Diary of a Mad Old Man: Junichiro Tanizaki

Diary of a Mad Old Man
Junichiro Tanizaki
Howard Hibbert (Translator)

Tanizaki appears to have liked the diary style that he played with in The Key and returns to it here again. The Key worked as a dueling set of diaries, which both participants suspected of being viewed by other, leaving us with doubts of the whether these portrayals were more honest, or more conniving. Here, we have only one diary, and there is no doubt it is honest, although some doubt whether or not it's sane.

Utsugi is 77 in 1960, when that meant something. Sometimes it's hard to imagine in today's world, but 50 years ago reaching towards 80 years of age was an applauded accomplishment that most didn't reach. As expected, with age Utsugi has slowed of speed, but not yet, or ever, of desire.

Utsugi needs stimulation to give him the reason to live and wake everyday. He can't run, can't chase, so he finds his prey close to home. Maybe his nurses weren't his type, because our old man becomes infatuated with his eldest son's wife, Satsuko.

So, in many ways we have an examination of the old pervert and as with The Key, it's especially interesting to approach this kind of confession in today's world. However, unlike The Key, which I think was a fair tit-for-tat between the sexes, this story is harder to judge. At times it appears that Satsuko is taking advantage of an elderly feeble minded and bodied man, but then later information shows that maybe she was actually following doctors orders to give the old man something to love.

The numerous shower scenes are seductive, while perverse, while, maybe, just maybe, understandable if you are willing to allow yourself to enter Utsugi's mind, and isn't that the point to choosing a confessional diary style. I don't know if Satsuko's point of view is approachable, as she never puts pen to paper to offer a counter the stories we read. When she pushes for expensive presents in exchange for a touch, or peak, or kiss, but again, in today's world would she be seen as a pure victim, a shared perpetrator or extortionist, or as a woman in this male dominated situation who is taking advantage of her disadvantage. I honestly can't say I know the best answer to this inquiry.

And therefore we have hear a great book to discuss, if you get enough people open enough to discuss it without being offended or shy at offering opinions on taboo subjects.
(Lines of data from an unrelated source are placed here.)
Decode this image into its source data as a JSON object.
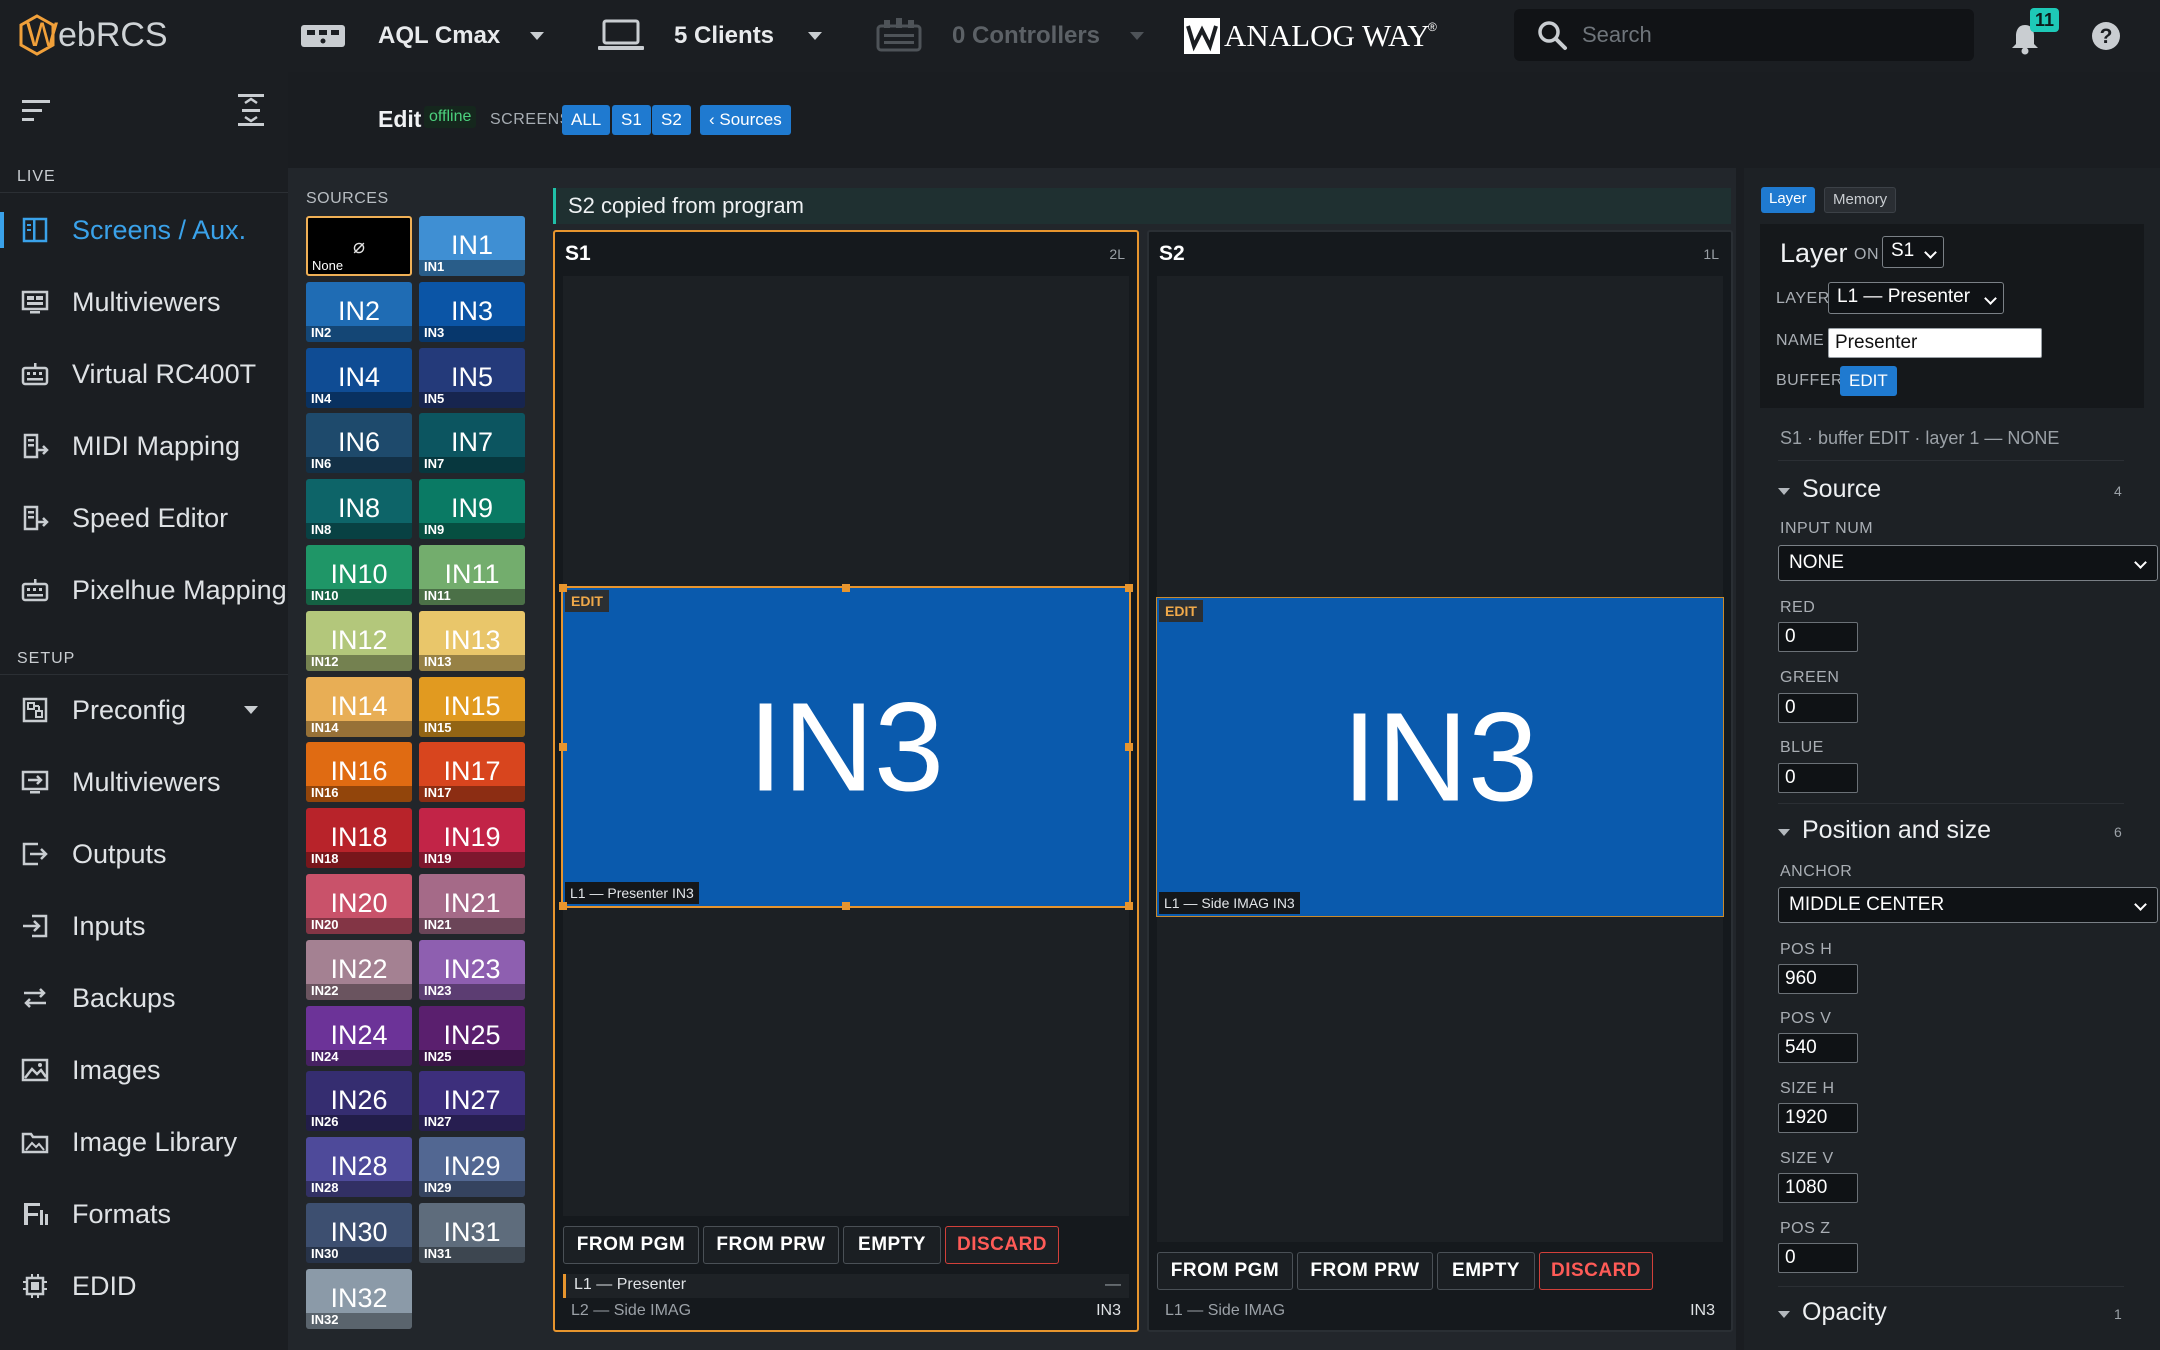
{
  "app": {
    "logo_w": "W",
    "logo_rest": "ebRCS",
    "device_name": "AQL Cmax",
    "clients_label": "5 Clients",
    "controllers_label": "0 Controllers",
    "brand": "ANALOG WAY",
    "brand_mark": "®",
    "search_placeholder": "Search",
    "notification_count": "11"
  },
  "sidebar": {
    "section_live": "LIVE",
    "section_setup": "SETUP",
    "live_items": [
      {
        "label": "Screens / Aux.",
        "icon": "screens-icon"
      },
      {
        "label": "Multiviewers",
        "icon": "multiviewer-icon"
      },
      {
        "label": "Virtual RC400T",
        "icon": "keyboard-icon"
      },
      {
        "label": "MIDI Mapping",
        "icon": "midi-icon"
      },
      {
        "label": "Speed Editor",
        "icon": "speed-editor-icon"
      },
      {
        "label": "Pixelhue Mapping",
        "icon": "pixelhue-icon"
      }
    ],
    "setup_items": [
      {
        "label": "Preconfig",
        "icon": "preconfig-icon"
      },
      {
        "label": "Multiviewers",
        "icon": "multiviewer-icon"
      },
      {
        "label": "Outputs",
        "icon": "outputs-icon"
      },
      {
        "label": "Inputs",
        "icon": "inputs-icon"
      },
      {
        "label": "Backups",
        "icon": "backups-icon"
      },
      {
        "label": "Images",
        "icon": "images-icon"
      },
      {
        "label": "Image Library",
        "icon": "image-library-icon"
      },
      {
        "label": "Formats",
        "icon": "formats-icon"
      },
      {
        "label": "EDID",
        "icon": "edid-icon"
      }
    ]
  },
  "edit_header": {
    "title": "Edit",
    "status": "offline",
    "screens_label": "SCREENS",
    "btn_all": "ALL",
    "btn_s1": "S1",
    "btn_s2": "S2",
    "btn_sources": "‹ Sources"
  },
  "sources": {
    "heading": "SOURCES",
    "none_glyph": "⌀",
    "none_label": "None",
    "tiles": [
      {
        "label": "IN1",
        "color": "#3f8fd3"
      },
      {
        "label": "IN2",
        "color": "#1f6cb4"
      },
      {
        "label": "IN3",
        "color": "#0b55a6"
      },
      {
        "label": "IN4",
        "color": "#0f4c94"
      },
      {
        "label": "IN5",
        "color": "#243a7a"
      },
      {
        "label": "IN6",
        "color": "#1e4a6c"
      },
      {
        "label": "IN7",
        "color": "#0c5560"
      },
      {
        "label": "IN8",
        "color": "#0d6468"
      },
      {
        "label": "IN9",
        "color": "#0a7a64"
      },
      {
        "label": "IN10",
        "color": "#1f9667"
      },
      {
        "label": "IN11",
        "color": "#73ad6d"
      },
      {
        "label": "IN12",
        "color": "#b3c77b"
      },
      {
        "label": "IN13",
        "color": "#e9c66a"
      },
      {
        "label": "IN14",
        "color": "#e8ae55"
      },
      {
        "label": "IN15",
        "color": "#e19a20"
      },
      {
        "label": "IN16",
        "color": "#e06b12"
      },
      {
        "label": "IN17",
        "color": "#d8451e"
      },
      {
        "label": "IN18",
        "color": "#b8232a"
      },
      {
        "label": "IN19",
        "color": "#c22447"
      },
      {
        "label": "IN20",
        "color": "#c9526a"
      },
      {
        "label": "IN21",
        "color": "#a56a88"
      },
      {
        "label": "IN22",
        "color": "#a48192"
      },
      {
        "label": "IN23",
        "color": "#8e5fb0"
      },
      {
        "label": "IN24",
        "color": "#6c3398"
      },
      {
        "label": "IN25",
        "color": "#5a1f6e"
      },
      {
        "label": "IN26",
        "color": "#352d70"
      },
      {
        "label": "IN27",
        "color": "#3d2f7c"
      },
      {
        "label": "IN28",
        "color": "#4e4a9a"
      },
      {
        "label": "IN29",
        "color": "#526792"
      },
      {
        "label": "IN30",
        "color": "#3d4f70"
      },
      {
        "label": "IN31",
        "color": "#5e6c7c"
      },
      {
        "label": "IN32",
        "color": "#8b9aa8"
      }
    ]
  },
  "notice": "S2 copied from program",
  "screens": [
    {
      "name": "S1",
      "layers_count": "2L",
      "edit_tag": "EDIT",
      "layer_text": "IN3",
      "layer_caption": "L1 — Presenter IN3",
      "buttons": [
        "FROM PGM",
        "FROM PRW",
        "EMPTY",
        "DISCARD"
      ],
      "layer_list": [
        {
          "name": "L1 — Presenter",
          "value": "—"
        },
        {
          "name": "L2 — Side IMAG",
          "value": "IN3"
        }
      ]
    },
    {
      "name": "S2",
      "layers_count": "1L",
      "edit_tag": "EDIT",
      "layer_text": "IN3",
      "layer_caption": "L1 — Side IMAG IN3",
      "buttons": [
        "FROM PGM",
        "FROM PRW",
        "EMPTY",
        "DISCARD"
      ],
      "layer_list": [
        {
          "name": "L1 — Side IMAG",
          "value": "IN3"
        }
      ]
    }
  ],
  "right_panel": {
    "tab_layer": "Layer",
    "tab_memory": "Memory",
    "card_title": "Layer",
    "on_label": "ON",
    "screen_value": "S1",
    "layer_label": "LAYER",
    "layer_value": "L1 — Presenter",
    "name_label": "NAME",
    "name_value": "Presenter",
    "buffer_label": "BUFFER",
    "buffer_value": "EDIT",
    "status_line": "S1 · buffer EDIT · layer 1 — NONE",
    "source_section": {
      "title": "Source",
      "count": "4",
      "input_num_label": "INPUT NUM",
      "input_num_value": "NONE",
      "red_label": "RED",
      "red_value": "0",
      "green_label": "GREEN",
      "green_value": "0",
      "blue_label": "BLUE",
      "blue_value": "0"
    },
    "position_section": {
      "title": "Position and size",
      "count": "6",
      "anchor_label": "ANCHOR",
      "anchor_value": "MIDDLE CENTER",
      "pos_h_label": "POS H",
      "pos_h_value": "960",
      "pos_v_label": "POS V",
      "pos_v_value": "540",
      "size_h_label": "SIZE H",
      "size_h_value": "1920",
      "size_v_label": "SIZE V",
      "size_v_value": "1080",
      "pos_z_label": "POS Z",
      "pos_z_value": "0"
    },
    "opacity_section": {
      "title": "Opacity",
      "count": "1"
    }
  }
}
Overall, it is an enjoyable, unusual book, not quite as good as The Key, but worth reading. Recommended.

Need more Tanizaki? Check these out!

The Key
The Makioka Sisters
In Black and White

Grab you own copy;

Amazon USA

Amazon Japan